_TASK BRIEF_: Filter the records below down to lines containing "Incorrect".

_Entries from a dataset of interfaces_:
BEGIN
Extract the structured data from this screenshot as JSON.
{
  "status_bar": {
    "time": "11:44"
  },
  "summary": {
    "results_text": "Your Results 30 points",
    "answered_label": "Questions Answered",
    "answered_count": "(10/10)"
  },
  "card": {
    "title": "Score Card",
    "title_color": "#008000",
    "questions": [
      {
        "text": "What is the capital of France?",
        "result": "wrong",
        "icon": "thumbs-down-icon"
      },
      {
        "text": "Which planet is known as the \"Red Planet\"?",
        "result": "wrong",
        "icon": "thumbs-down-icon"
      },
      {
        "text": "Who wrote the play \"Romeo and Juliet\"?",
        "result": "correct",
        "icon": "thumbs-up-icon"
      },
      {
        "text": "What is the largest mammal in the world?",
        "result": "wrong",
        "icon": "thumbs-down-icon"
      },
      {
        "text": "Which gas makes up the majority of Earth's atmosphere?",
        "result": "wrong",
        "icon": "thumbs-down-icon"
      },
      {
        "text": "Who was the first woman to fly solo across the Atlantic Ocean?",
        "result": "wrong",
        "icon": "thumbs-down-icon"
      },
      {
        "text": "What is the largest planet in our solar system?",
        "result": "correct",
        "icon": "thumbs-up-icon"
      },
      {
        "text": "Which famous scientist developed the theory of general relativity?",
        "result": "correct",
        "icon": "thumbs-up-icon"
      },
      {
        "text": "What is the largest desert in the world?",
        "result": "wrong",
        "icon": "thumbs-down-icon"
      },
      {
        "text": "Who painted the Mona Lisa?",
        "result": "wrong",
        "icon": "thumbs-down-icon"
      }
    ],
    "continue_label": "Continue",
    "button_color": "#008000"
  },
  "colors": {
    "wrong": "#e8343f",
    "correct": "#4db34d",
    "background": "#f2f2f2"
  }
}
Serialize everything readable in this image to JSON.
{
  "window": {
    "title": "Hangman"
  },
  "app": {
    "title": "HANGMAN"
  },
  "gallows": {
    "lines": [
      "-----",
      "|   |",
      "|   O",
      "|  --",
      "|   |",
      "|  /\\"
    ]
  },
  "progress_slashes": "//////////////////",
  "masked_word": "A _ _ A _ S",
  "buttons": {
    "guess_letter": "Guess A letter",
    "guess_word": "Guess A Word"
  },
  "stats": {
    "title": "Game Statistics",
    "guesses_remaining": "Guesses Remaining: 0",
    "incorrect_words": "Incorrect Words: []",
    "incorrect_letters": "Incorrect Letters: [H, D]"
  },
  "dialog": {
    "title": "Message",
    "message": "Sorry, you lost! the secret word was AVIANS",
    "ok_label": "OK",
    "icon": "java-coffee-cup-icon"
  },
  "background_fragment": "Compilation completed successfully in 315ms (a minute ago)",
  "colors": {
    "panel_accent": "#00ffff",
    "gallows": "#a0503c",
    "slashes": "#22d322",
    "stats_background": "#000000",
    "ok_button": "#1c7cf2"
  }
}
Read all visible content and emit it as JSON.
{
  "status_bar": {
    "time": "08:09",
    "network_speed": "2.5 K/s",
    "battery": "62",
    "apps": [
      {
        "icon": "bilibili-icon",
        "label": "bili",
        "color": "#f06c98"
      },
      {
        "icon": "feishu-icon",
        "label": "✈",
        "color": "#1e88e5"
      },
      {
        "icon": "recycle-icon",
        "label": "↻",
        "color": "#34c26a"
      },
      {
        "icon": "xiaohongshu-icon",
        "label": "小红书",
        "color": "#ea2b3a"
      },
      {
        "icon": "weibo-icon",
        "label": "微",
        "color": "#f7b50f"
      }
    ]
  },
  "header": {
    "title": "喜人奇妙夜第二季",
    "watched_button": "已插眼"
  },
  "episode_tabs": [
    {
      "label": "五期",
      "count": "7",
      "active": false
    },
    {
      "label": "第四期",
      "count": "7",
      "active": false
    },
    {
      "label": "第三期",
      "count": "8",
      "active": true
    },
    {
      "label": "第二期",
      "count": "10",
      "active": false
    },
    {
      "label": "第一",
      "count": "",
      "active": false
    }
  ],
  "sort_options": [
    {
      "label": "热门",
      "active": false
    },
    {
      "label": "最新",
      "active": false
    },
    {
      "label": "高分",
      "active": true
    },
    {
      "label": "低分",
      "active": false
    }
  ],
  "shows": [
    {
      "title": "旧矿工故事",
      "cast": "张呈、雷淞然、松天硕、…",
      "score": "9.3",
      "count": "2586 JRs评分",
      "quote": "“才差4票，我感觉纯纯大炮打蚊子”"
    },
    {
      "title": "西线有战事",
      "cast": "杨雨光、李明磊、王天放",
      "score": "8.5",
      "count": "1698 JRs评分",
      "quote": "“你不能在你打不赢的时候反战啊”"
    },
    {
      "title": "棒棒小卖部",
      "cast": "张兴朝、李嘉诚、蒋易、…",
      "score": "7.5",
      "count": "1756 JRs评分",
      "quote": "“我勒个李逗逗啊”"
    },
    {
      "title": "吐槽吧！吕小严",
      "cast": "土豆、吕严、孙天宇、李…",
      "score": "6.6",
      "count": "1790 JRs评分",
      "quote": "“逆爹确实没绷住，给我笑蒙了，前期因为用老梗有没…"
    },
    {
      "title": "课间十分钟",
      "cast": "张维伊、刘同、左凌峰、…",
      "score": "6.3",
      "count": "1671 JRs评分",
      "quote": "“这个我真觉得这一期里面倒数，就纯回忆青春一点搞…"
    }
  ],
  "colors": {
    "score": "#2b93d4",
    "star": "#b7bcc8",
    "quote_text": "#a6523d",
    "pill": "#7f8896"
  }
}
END
_SOLUTION TO THIS EXERCISE_:
    "incorrect_words": "Incorrect Words: []",
    "incorrect_letters": "Incorrect Letters: [H, D]"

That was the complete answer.